#### Your objective
Which lines of the data below hold "this"? Copy each of them.

──────── Given records

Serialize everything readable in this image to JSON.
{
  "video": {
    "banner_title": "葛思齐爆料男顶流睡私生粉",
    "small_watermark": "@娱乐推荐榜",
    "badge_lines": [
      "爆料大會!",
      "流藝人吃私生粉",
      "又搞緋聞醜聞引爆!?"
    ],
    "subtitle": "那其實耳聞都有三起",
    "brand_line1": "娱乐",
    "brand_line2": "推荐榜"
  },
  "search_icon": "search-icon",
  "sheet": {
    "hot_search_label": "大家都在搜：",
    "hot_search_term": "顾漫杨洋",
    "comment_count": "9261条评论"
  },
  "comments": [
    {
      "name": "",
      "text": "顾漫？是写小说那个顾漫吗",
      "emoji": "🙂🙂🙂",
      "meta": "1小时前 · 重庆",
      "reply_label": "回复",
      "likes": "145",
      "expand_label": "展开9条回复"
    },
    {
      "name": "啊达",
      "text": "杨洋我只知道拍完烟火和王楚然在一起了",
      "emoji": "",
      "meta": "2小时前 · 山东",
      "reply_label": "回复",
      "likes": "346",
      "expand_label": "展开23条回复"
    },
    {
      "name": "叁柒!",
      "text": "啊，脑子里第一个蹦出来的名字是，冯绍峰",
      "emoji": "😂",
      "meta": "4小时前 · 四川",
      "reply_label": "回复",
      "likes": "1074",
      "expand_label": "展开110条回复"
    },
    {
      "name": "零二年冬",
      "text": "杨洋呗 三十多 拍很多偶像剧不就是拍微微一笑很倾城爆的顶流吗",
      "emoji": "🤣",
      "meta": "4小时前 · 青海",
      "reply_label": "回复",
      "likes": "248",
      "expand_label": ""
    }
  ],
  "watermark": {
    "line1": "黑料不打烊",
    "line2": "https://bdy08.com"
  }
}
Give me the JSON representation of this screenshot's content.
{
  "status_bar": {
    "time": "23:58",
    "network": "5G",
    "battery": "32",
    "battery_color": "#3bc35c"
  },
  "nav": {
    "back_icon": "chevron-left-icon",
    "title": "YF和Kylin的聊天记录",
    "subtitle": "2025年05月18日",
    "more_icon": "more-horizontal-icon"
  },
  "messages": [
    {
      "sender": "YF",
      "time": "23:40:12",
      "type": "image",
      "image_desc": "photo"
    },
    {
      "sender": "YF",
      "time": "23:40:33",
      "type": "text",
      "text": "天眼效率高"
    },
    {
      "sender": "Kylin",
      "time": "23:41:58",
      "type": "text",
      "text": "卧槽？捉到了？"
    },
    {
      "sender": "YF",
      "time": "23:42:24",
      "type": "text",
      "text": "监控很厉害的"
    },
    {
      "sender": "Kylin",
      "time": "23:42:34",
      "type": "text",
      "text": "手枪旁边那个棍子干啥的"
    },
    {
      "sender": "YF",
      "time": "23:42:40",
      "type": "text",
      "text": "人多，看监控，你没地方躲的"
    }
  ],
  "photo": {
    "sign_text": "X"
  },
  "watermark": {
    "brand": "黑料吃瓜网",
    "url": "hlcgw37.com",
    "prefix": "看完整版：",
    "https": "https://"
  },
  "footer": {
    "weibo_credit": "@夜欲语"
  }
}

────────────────

#### Answer space
Serialize everything readable in this image to JSON.
Give me the JSON representation of this screenshot's content.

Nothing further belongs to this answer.